Our lives are increasingly centered on screens at work, at home, and at play. As we spend more time in front of computers, phones, tablets, and other screens, digital eye strain is becoming a serious problem.
Digital eye strain, often known as Computer Vision Syndrome, refers to symptoms caused by prolonged exposure to digital screens. According to the American Optometric Association, the most prevalent symptoms are eyestrain, headaches, impaired vision, dry eyes, and neck and shoulder pain. The symptoms frequently develop as you spend more time in front of a screen.
Though minimizing screen time is the simplest approach, this is not an option for many of us who use computers at work. The good news is that you can do some simple things to make your screen time more comfortable and less harmful to your eyes.
1. Take a breather
According to the American Optometric Association, the 20-20-20 rule states that every 20 minutes, take a 20-second break to focus on something 20 feet away.
This allows your eyes to rest from staring at something near your face and refocus. It would be best to give your eyes a 15-minute break from screens after every two hours of work.
2. Adjust the computer screen’s position

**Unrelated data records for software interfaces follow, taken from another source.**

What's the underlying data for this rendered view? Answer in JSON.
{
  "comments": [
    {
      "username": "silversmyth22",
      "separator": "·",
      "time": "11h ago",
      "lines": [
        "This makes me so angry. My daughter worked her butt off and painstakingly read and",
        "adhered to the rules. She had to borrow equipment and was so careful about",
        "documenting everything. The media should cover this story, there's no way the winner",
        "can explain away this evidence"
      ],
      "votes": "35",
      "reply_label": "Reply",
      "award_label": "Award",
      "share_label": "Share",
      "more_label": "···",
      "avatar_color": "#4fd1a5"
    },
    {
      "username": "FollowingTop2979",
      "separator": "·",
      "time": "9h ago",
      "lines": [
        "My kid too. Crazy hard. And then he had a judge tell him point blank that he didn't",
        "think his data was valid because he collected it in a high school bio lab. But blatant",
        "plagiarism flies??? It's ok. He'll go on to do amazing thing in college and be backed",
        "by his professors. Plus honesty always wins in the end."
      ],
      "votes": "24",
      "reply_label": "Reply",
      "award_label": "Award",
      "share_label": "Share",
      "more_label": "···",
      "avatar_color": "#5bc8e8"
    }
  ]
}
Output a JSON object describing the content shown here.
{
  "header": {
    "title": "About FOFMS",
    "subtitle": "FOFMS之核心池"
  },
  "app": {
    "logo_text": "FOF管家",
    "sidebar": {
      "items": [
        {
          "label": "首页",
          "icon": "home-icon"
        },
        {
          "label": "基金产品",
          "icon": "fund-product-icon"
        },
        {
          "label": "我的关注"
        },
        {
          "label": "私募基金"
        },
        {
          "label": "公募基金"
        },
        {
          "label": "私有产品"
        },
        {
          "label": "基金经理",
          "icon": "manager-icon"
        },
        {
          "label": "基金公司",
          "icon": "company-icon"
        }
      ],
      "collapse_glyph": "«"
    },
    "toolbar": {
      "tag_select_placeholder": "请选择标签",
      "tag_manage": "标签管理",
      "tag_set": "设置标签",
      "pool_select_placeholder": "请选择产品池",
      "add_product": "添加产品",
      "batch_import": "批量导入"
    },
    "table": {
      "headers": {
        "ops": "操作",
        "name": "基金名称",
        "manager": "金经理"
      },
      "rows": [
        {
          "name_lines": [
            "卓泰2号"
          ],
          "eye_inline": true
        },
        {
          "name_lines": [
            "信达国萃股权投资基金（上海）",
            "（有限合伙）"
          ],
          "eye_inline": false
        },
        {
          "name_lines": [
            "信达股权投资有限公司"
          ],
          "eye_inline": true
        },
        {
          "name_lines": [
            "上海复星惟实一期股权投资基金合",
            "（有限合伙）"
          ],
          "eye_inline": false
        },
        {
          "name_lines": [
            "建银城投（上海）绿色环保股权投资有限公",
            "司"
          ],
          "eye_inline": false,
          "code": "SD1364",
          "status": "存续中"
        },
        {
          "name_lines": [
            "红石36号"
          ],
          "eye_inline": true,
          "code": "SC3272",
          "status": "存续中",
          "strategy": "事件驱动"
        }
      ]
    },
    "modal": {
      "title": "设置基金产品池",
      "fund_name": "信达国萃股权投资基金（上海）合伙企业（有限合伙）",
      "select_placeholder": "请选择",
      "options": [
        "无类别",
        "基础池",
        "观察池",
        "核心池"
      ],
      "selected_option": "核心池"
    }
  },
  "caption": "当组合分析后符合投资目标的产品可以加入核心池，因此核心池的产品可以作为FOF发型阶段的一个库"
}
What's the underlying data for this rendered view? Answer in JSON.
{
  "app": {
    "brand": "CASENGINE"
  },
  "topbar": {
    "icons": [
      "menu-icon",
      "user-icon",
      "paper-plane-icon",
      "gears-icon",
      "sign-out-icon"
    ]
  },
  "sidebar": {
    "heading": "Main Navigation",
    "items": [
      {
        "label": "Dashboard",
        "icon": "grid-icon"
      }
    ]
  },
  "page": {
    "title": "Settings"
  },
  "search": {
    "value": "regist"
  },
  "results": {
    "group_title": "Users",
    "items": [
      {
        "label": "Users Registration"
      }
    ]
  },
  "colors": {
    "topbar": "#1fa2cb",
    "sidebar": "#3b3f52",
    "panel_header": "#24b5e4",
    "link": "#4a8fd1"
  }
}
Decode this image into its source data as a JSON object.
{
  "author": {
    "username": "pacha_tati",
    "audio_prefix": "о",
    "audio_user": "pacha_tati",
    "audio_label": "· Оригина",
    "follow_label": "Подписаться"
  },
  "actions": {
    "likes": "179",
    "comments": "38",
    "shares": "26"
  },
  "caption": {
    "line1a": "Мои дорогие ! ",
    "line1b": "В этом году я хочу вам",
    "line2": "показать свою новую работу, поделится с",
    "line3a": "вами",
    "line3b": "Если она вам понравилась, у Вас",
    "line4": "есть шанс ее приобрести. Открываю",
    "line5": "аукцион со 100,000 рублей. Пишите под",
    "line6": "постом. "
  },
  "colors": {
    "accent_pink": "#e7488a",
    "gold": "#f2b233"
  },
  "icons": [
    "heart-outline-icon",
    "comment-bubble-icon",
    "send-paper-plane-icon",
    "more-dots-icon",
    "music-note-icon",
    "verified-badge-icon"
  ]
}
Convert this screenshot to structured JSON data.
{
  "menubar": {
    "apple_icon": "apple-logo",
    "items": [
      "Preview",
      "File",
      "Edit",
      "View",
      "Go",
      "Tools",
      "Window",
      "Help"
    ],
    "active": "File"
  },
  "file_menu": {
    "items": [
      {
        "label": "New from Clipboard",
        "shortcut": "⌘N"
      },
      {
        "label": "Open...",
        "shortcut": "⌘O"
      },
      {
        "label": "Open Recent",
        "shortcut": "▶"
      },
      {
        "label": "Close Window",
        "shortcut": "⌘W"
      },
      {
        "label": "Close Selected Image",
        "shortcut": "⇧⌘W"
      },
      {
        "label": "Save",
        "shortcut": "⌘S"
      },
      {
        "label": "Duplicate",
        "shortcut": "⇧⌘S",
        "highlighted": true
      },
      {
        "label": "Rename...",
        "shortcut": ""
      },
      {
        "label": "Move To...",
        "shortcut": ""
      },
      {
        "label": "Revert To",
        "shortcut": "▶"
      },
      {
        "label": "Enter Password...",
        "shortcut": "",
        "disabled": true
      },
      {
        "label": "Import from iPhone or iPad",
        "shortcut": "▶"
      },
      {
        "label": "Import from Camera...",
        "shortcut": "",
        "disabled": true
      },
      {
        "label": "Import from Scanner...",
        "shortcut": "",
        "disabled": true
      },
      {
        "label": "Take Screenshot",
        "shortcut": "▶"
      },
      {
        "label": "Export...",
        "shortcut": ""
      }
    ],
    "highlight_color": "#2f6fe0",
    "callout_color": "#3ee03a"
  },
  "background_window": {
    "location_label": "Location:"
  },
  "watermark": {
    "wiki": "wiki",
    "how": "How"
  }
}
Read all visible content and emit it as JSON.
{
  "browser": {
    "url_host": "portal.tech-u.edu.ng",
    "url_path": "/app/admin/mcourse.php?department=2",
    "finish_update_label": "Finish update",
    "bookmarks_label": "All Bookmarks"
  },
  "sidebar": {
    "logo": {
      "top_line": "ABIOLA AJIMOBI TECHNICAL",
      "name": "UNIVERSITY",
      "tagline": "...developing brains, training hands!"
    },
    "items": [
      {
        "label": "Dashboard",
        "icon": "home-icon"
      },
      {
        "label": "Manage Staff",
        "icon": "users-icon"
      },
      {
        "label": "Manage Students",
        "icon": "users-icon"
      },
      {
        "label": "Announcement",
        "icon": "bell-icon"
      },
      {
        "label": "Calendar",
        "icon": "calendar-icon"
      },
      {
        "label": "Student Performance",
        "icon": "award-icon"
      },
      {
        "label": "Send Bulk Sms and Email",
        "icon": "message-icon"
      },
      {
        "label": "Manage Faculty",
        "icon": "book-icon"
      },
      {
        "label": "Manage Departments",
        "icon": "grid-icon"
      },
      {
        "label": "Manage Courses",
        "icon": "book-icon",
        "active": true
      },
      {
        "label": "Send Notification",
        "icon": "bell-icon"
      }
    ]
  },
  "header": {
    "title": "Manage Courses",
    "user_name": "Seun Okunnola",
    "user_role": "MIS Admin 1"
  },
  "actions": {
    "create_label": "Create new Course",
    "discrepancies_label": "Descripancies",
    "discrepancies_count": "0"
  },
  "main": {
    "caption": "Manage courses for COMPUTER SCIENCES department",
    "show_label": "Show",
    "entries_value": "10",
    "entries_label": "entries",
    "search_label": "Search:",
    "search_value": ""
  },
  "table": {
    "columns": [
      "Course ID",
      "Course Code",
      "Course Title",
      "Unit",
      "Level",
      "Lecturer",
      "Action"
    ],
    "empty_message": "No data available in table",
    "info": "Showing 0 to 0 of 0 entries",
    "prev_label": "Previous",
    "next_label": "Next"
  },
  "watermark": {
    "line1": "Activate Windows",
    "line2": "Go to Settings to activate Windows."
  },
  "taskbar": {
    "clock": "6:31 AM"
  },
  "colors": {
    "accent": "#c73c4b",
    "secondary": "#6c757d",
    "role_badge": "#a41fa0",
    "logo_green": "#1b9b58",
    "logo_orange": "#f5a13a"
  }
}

Because most people find it more comfortable to view a computer while looking downward slightly, your computer should ideally be positioned about 20-28 inches from the eye and about 4 or 5 inches below eye level.
3. Use an anti-glare screen or adjust the lighting to avoid glare
Adjust your computer screen to avoid glare from windows or overhead lighting. If this is not possible in your office or other situation, think about installing a screen glare filter to reduce the amount of light reflected from the screen.
When undertaking extensive digital work, your blink rate normally declines. Thus it would help if you consciously make an effort to blink to maintain your corneas coated. A deliberate effort to blink every 10 to 15 seconds will reduce your chances of acquiring the dry eye and keep your vision clearer while working.
5. Experiment with palming
Palming is an eye meditation technique. It consists of closing your eyes and covering them with the centers of your palms. Relax your eye muscles and your shoulders and neck as you take long, steady breaths. Tension in your shoulders and neck can lead to eye strain, so relaxing that area with a massage or deep breathing will help.
Regular eye exams are also important for monitoring and alleviating the symptoms of digital eye strain. The most crucial part is to pay attention to your eyes and provide them with the necessary rest and adjustments.
If you have trouble separating yourself from your work, setting a timer can help you remember to take a break. If you follow these guidelines, you should be able to continue working on computers without pain or strain.